The effective degrees of freedom for a model fit by a linear operator is calculated as the trace of the operator.

Therefore, for a given $$\lambda$$, the effective degrees of freedom is

$\operatorname{df}_\lambda = \operatorname{tr}({\boldsymbol{S}}_\lambda).$

## 67.11 Bayesian Intepretation

Minimizing

$\sum_{i=1}^n (y_i - s(x_i))^2 + \lambda \int |s^{\prime\prime}(x)|^2 dx$

is equivalent to maximizing

$\exp\left\{ -\frac{\sum_{i=1}^n (y_i - s(x_i))^2}{2\sigma^2} \right\} \exp\left\{-\frac{\lambda}{2\sigma^2} \int |s^{\prime\prime}(x)|^2 dx\right\}.$

Therefore, the NCS solution can be interpreted as calculting the MAP where $$Y | X$$ is Normal and there’s an Exponential prior on the smoothness of $$s$$.

## 67.12 Bias and Variance Trade-off

Typically we will choose some $$0 < \lambda < \infty$$ in an effort to balance the bias and variance.
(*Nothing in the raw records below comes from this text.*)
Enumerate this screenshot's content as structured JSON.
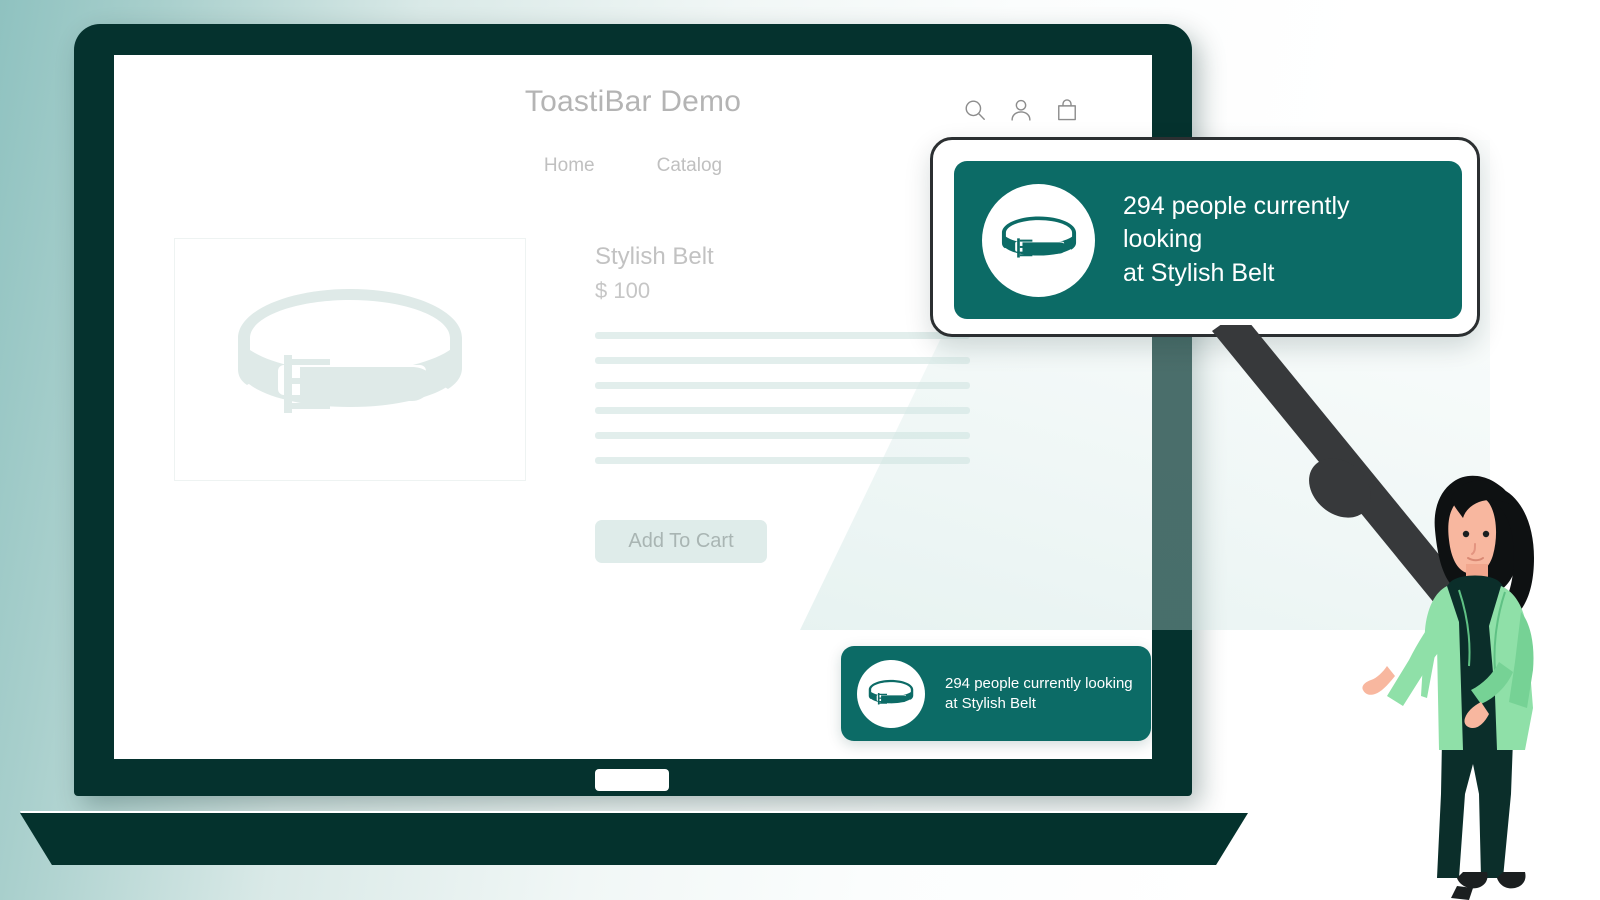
{
  "site": {
    "brand_title": "ToastiBar Demo",
    "nav": [
      {
        "label": "Home"
      },
      {
        "label": "Catalog"
      }
    ],
    "header_icons": [
      {
        "name": "search-icon"
      },
      {
        "name": "account-icon"
      },
      {
        "name": "shopping-bag-icon"
      }
    ]
  },
  "product": {
    "title": "Stylish Belt",
    "price": "$ 100",
    "add_to_cart_label": "Add To Cart",
    "image_alt": "belt-illustration",
    "skeleton_line_count": 6
  },
  "toast": {
    "line1": "294 people currently looking",
    "line2": "at Stylish Belt",
    "full_text": "294 people currently looking at Stylish Belt",
    "count": 294,
    "product_name": "Stylish Belt",
    "thumb_alt": "belt-thumbnail"
  },
  "colors": {
    "brand_teal": "#0c6b66",
    "laptop_bezel": "#05322e",
    "background_teal": "#8fc2c0",
    "skeleton": "#e2eeec",
    "button_bg": "#dfecea",
    "button_text": "#a9b5b3",
    "muted_text": "#c2c2c2",
    "jacket_green": "#8fe0a8",
    "outfit_dark": "#0b2e2a",
    "skin": "#f8b79f",
    "handle_dark": "#37393b"
  }
}
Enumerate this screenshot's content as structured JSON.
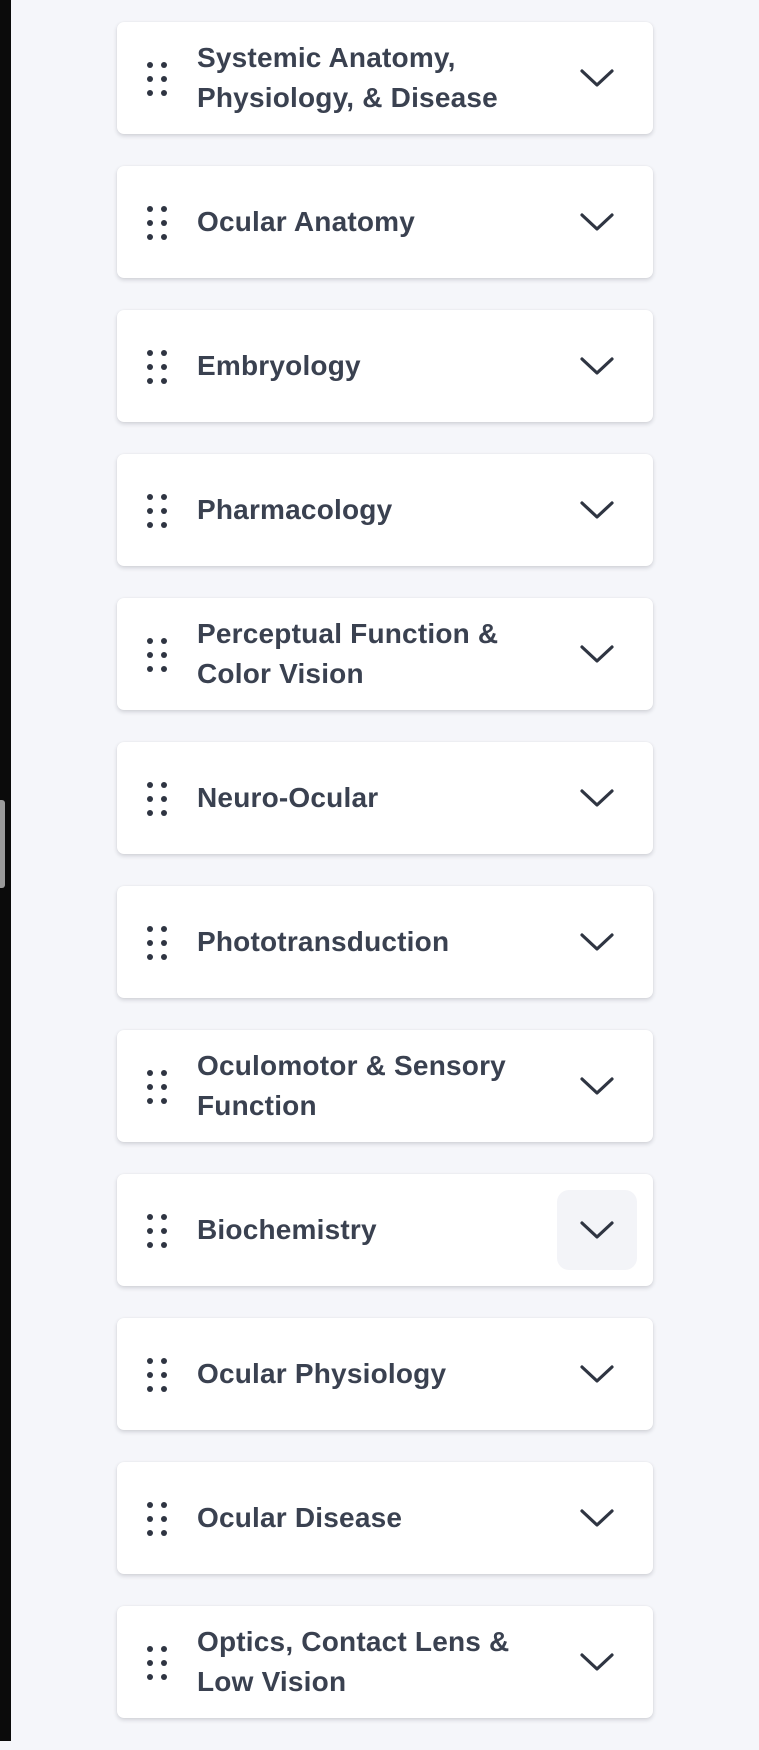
{
  "accordion": {
    "items": [
      {
        "label": "Systemic Anatomy, Physiology, & Disease",
        "icon": "chevron-down-icon",
        "handle_icon": "drag-handle-icon"
      },
      {
        "label": "Ocular Anatomy",
        "icon": "chevron-down-icon",
        "handle_icon": "drag-handle-icon"
      },
      {
        "label": "Embryology",
        "icon": "chevron-down-icon",
        "handle_icon": "drag-handle-icon"
      },
      {
        "label": "Pharmacology",
        "icon": "chevron-down-icon",
        "handle_icon": "drag-handle-icon"
      },
      {
        "label": "Perceptual Function & Color Vision",
        "icon": "chevron-down-icon",
        "handle_icon": "drag-handle-icon"
      },
      {
        "label": "Neuro-Ocular",
        "icon": "chevron-down-icon",
        "handle_icon": "drag-handle-icon"
      },
      {
        "label": "Phototransduction",
        "icon": "chevron-down-icon",
        "handle_icon": "drag-handle-icon"
      },
      {
        "label": "Oculomotor & Sensory Function",
        "icon": "chevron-down-icon",
        "handle_icon": "drag-handle-icon"
      },
      {
        "label": "Biochemistry",
        "icon": "chevron-down-icon",
        "handle_icon": "drag-handle-icon",
        "state": "hovered"
      },
      {
        "label": "Ocular Physiology",
        "icon": "chevron-down-icon",
        "handle_icon": "drag-handle-icon"
      },
      {
        "label": "Ocular Disease",
        "icon": "chevron-down-icon",
        "handle_icon": "drag-handle-icon"
      },
      {
        "label": "Optics, Contact Lens & Low Vision",
        "icon": "chevron-down-icon",
        "handle_icon": "drag-handle-icon"
      }
    ]
  },
  "colors": {
    "page_background": "#f5f6fa",
    "card_background": "#ffffff",
    "text": "#3a4150",
    "icon": "#2f3542",
    "hover_background": "#f3f4f8"
  }
}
Let $$\hat{Y} = \hat{s}(X; \lambda)$$ where $$\hat{s}(\cdot; \lambda)$$ minimizes the above for some chosen $$\lambda$$ on an independent data set. Then

\begin{aligned} {\operatorname{E}}\left[\left(Y - \hat{Y}\right)^2\right] & = {\rm E}\left[\left(s(x) + E - \hat{s}(x; \lambda)\right)^2 \right] \\ \ & = {\rm E}\left[\left( s(x) - \hat{s}(x; \lambda) \right)^2 \right] + {\rm Var}(E) \\ \ & = \left( s(x) - {\rm E}[\hat{s}(x; \lambda)]\right)^2 + {\rm Var}\left(\hat{s}(x; \lambda)\right) + {\rm Var}(E) \\ \ & = \mbox{bias}^2_{\lambda} + \mbox{variance}_{\lambda} + {\rm Var}(E) \end{aligned}
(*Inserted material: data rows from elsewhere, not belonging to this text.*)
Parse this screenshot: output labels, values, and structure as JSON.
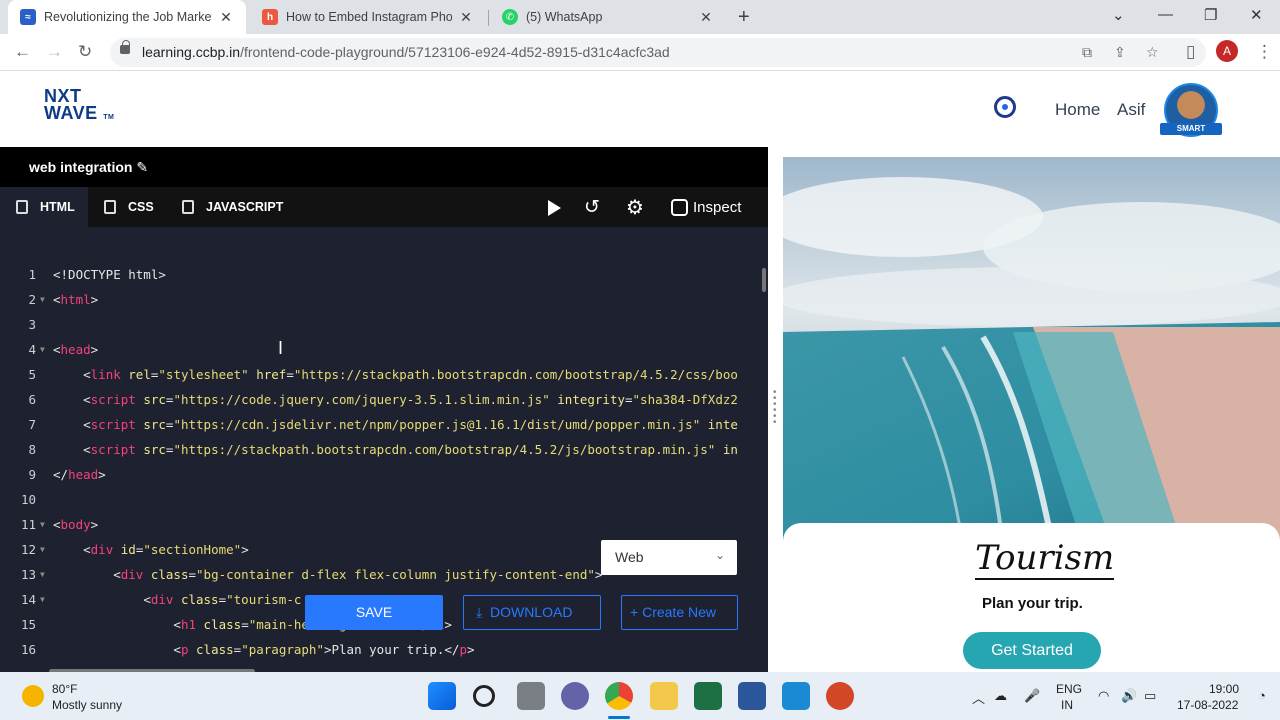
{
  "browser": {
    "tabs": [
      {
        "label": "Revolutionizing the Job Market |",
        "active": true
      },
      {
        "label": "How to Embed Instagram Photo",
        "active": false
      },
      {
        "label": "(5) WhatsApp",
        "active": false
      }
    ],
    "url_host": "learning.ccbp.in",
    "url_path": "/frontend-code-playground/57123106-e924-4d52-8915-d31c4acfc3ad",
    "profile_initial": "A"
  },
  "app": {
    "logo_line1": "NXT",
    "logo_line2": "WAVE",
    "logo_tm": "TM",
    "nav_home": "Home",
    "nav_user": "Asif",
    "avatar_badge": "SMART"
  },
  "editor": {
    "project_title": "web integration",
    "tabs": [
      "HTML",
      "CSS",
      "JAVASCRIPT"
    ],
    "inspect_label": "Inspect",
    "view_select": "Web",
    "save_label": "SAVE",
    "download_label": "DOWNLOAD",
    "create_label": "Create New",
    "lines": [
      {
        "n": "1",
        "fold": false,
        "indent": "",
        "parts": [
          [
            "p",
            "<!DOCTYPE html>"
          ]
        ]
      },
      {
        "n": "2",
        "fold": true,
        "indent": "",
        "parts": [
          [
            "p",
            "<"
          ],
          [
            "t",
            "html"
          ],
          [
            "p",
            ">"
          ]
        ]
      },
      {
        "n": "3",
        "fold": false,
        "indent": "",
        "parts": []
      },
      {
        "n": "4",
        "fold": true,
        "indent": "",
        "parts": [
          [
            "p",
            "<"
          ],
          [
            "t",
            "head"
          ],
          [
            "p",
            ">"
          ]
        ]
      },
      {
        "n": "5",
        "fold": false,
        "indent": "    ",
        "parts": [
          [
            "p",
            "<"
          ],
          [
            "t",
            "link"
          ],
          [
            "p",
            " "
          ],
          [
            "a",
            "rel"
          ],
          [
            "p",
            "="
          ],
          [
            "s",
            "\"stylesheet\""
          ],
          [
            "p",
            " "
          ],
          [
            "a",
            "href"
          ],
          [
            "p",
            "="
          ],
          [
            "s",
            "\"https://stackpath.bootstrapcdn.com/bootstrap/4.5.2/css/boo"
          ]
        ]
      },
      {
        "n": "6",
        "fold": false,
        "indent": "    ",
        "parts": [
          [
            "p",
            "<"
          ],
          [
            "t",
            "script"
          ],
          [
            "p",
            " "
          ],
          [
            "a",
            "src"
          ],
          [
            "p",
            "="
          ],
          [
            "s",
            "\"https://code.jquery.com/jquery-3.5.1.slim.min.js\""
          ],
          [
            "p",
            " "
          ],
          [
            "a",
            "integrity"
          ],
          [
            "p",
            "="
          ],
          [
            "s",
            "\"sha384-DfXdz2"
          ]
        ]
      },
      {
        "n": "7",
        "fold": false,
        "indent": "    ",
        "parts": [
          [
            "p",
            "<"
          ],
          [
            "t",
            "script"
          ],
          [
            "p",
            " "
          ],
          [
            "a",
            "src"
          ],
          [
            "p",
            "="
          ],
          [
            "s",
            "\"https://cdn.jsdelivr.net/npm/popper.js@1.16.1/dist/umd/popper.min.js\""
          ],
          [
            "p",
            " "
          ],
          [
            "a",
            "inte"
          ]
        ]
      },
      {
        "n": "8",
        "fold": false,
        "indent": "    ",
        "parts": [
          [
            "p",
            "<"
          ],
          [
            "t",
            "script"
          ],
          [
            "p",
            " "
          ],
          [
            "a",
            "src"
          ],
          [
            "p",
            "="
          ],
          [
            "s",
            "\"https://stackpath.bootstrapcdn.com/bootstrap/4.5.2/js/bootstrap.min.js\""
          ],
          [
            "p",
            " "
          ],
          [
            "a",
            "in"
          ]
        ]
      },
      {
        "n": "9",
        "fold": false,
        "indent": "",
        "parts": [
          [
            "p",
            "</"
          ],
          [
            "t",
            "head"
          ],
          [
            "p",
            ">"
          ]
        ]
      },
      {
        "n": "10",
        "fold": false,
        "indent": "",
        "parts": []
      },
      {
        "n": "11",
        "fold": true,
        "indent": "",
        "parts": [
          [
            "p",
            "<"
          ],
          [
            "t",
            "body"
          ],
          [
            "p",
            ">"
          ]
        ]
      },
      {
        "n": "12",
        "fold": true,
        "indent": "    ",
        "parts": [
          [
            "p",
            "<"
          ],
          [
            "t",
            "div"
          ],
          [
            "p",
            " "
          ],
          [
            "a",
            "id"
          ],
          [
            "p",
            "="
          ],
          [
            "s",
            "\"sectionHome\""
          ],
          [
            "p",
            ">"
          ]
        ]
      },
      {
        "n": "13",
        "fold": true,
        "indent": "        ",
        "parts": [
          [
            "p",
            "<"
          ],
          [
            "t",
            "div"
          ],
          [
            "p",
            " "
          ],
          [
            "a",
            "class"
          ],
          [
            "p",
            "="
          ],
          [
            "s",
            "\"bg-container d-flex flex-column justify-content-end\""
          ],
          [
            "p",
            ">"
          ]
        ]
      },
      {
        "n": "14",
        "fold": true,
        "indent": "            ",
        "parts": [
          [
            "p",
            "<"
          ],
          [
            "t",
            "div"
          ],
          [
            "p",
            " "
          ],
          [
            "a",
            "class"
          ],
          [
            "p",
            "="
          ],
          [
            "s",
            "\"tourism-c"
          ]
        ]
      },
      {
        "n": "15",
        "fold": false,
        "indent": "                ",
        "parts": [
          [
            "p",
            "<"
          ],
          [
            "t",
            "h1"
          ],
          [
            "p",
            " "
          ],
          [
            "a",
            "class"
          ],
          [
            "p",
            "="
          ],
          [
            "s",
            "\"main-heading\""
          ],
          [
            "p",
            ">Tourism</"
          ],
          [
            "t",
            "h1"
          ],
          [
            "p",
            ">"
          ]
        ]
      },
      {
        "n": "16",
        "fold": false,
        "indent": "                ",
        "parts": [
          [
            "p",
            "<"
          ],
          [
            "t",
            "p"
          ],
          [
            "p",
            " "
          ],
          [
            "a",
            "class"
          ],
          [
            "p",
            "="
          ],
          [
            "s",
            "\"paragraph\""
          ],
          [
            "p",
            ">Plan your trip.</"
          ],
          [
            "t",
            "p"
          ],
          [
            "p",
            ">"
          ]
        ]
      }
    ]
  },
  "preview": {
    "title": "Tourism",
    "subtitle": "Plan your trip.",
    "button": "Get Started"
  },
  "taskbar": {
    "temp": "80°F",
    "weather": "Mostly sunny",
    "lang1": "ENG",
    "lang2": "IN",
    "time": "19:00",
    "date": "17-08-2022"
  }
}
where all of the above calculations are conditioned on $$X=x$$.

In minimizing

$\sum_{i=1}^n (y_i - s(x_i))^2 + \lambda \int |s^{\prime\prime}(x)|^2 dx$

the relationship is such that:
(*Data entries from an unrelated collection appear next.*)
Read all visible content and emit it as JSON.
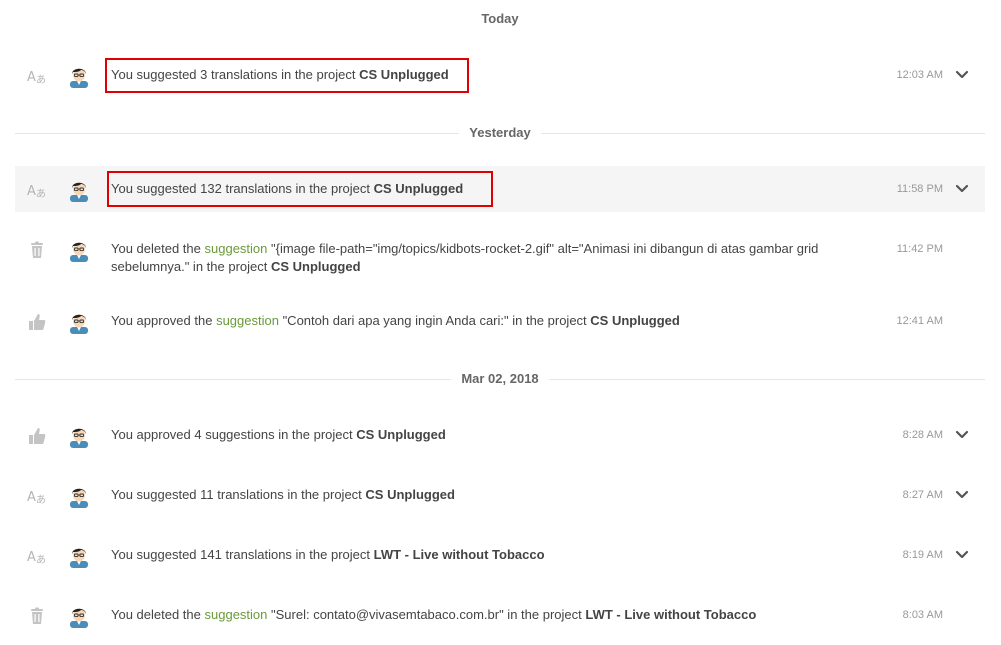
{
  "groups": {
    "today": "Today",
    "yesterday": "Yesterday",
    "mar02": "Mar 02, 2018"
  },
  "rows": [
    {
      "icon": "translate-icon",
      "parts": [
        "You suggested 3 translations in the project ",
        "CS Unplugged"
      ],
      "time": "12:03 AM",
      "expandable": true
    },
    {
      "icon": "translate-icon",
      "parts": [
        "You suggested 132 translations in the project ",
        "CS Unplugged"
      ],
      "time": "11:58 PM",
      "expandable": true
    },
    {
      "icon": "trash-icon",
      "pre": "You deleted the ",
      "link": "suggestion",
      "mid": " \"{image file-path=\"img/topics/kidbots-rocket-2.gif\" alt=\"Animasi ini dibangun di atas gambar grid sebelumnya.\" in the project ",
      "project": "CS Unplugged",
      "time": "11:42 PM",
      "expandable": false
    },
    {
      "icon": "thumbs-up-icon",
      "pre": "You approved the ",
      "link": "suggestion",
      "mid": " \"Contoh dari apa yang ingin Anda cari:\" in the project ",
      "project": "CS Unplugged",
      "time": "12:41 AM",
      "expandable": false
    },
    {
      "icon": "thumbs-up-icon",
      "parts": [
        "You approved 4 suggestions in the project ",
        "CS Unplugged"
      ],
      "time": "8:28 AM",
      "expandable": true
    },
    {
      "icon": "translate-icon",
      "parts": [
        "You suggested 11 translations in the project ",
        "CS Unplugged"
      ],
      "time": "8:27 AM",
      "expandable": true
    },
    {
      "icon": "translate-icon",
      "parts": [
        "You suggested 141 translations in the project ",
        "LWT - Live without Tobacco"
      ],
      "time": "8:19 AM",
      "expandable": true
    },
    {
      "icon": "trash-icon",
      "pre": "You deleted the ",
      "link": "suggestion",
      "mid": " \"Surel: contato@vivasemtabaco.com.br\" in the project ",
      "project": "LWT - Live without Tobacco",
      "time": "8:03 AM",
      "expandable": false
    }
  ],
  "colors": {
    "link": "#6a9a3a",
    "highlight_box": "#e00000",
    "row_hover": "#f5f5f5"
  }
}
$\uparrow \lambda \Longrightarrow \mbox{bias}^2 \uparrow, \mbox{variance} \downarrow$

$\downarrow \lambda \Longrightarrow \mbox{bias}^2 \downarrow, \mbox{variance} \uparrow$

## 67.13 Choosing $$\lambda$$

There are several approaches that are commonly used to identify a value of $$\lambda$$, including:

• Scientific knowledge that guides the acceptable value of $$\operatorname{df}_\lambda$$
• Cross-validation or some other prediction quality measure
• Model selection measures, such as Akaike information criterion (AIC) or Mallows $$C_p$$

## 67.14 Smoothers and Spline Models

We investigated one type of nonparametric regression model here, the NCS. However, in general there are many such “smoother” methods available in the simple nonparametric regression scenario.

Splines are particularly popular since splines are constructed from putting together polynomials and are therefore usually tractable to compute and analyze.

## 67.15 Smoothers in R

There are several functions and packages available in R for computing smoothers and tuning smoothness parameters. Examples include:

• splines library
• smooth.spline()
• loess()
• lowess()

## 67.16 Example

> y2 <- smooth.spline(x=x, y=y, df=2)
> y5 <- smooth.spline(x=x, y=y, df=5)
> y25 <- smooth.spline(x=x, y=y, df=25)
> ycv <- smooth.spline(x=x, y=y)
> ycv
Call:
smooth.spline(x = x, y = y)

Smoothing Parameter  spar= 0.5162045  lambda= 0.0002730906 (11 iterations)
Equivalent Degrees of Freedom (Df): 7.293673
GCV: 1.180651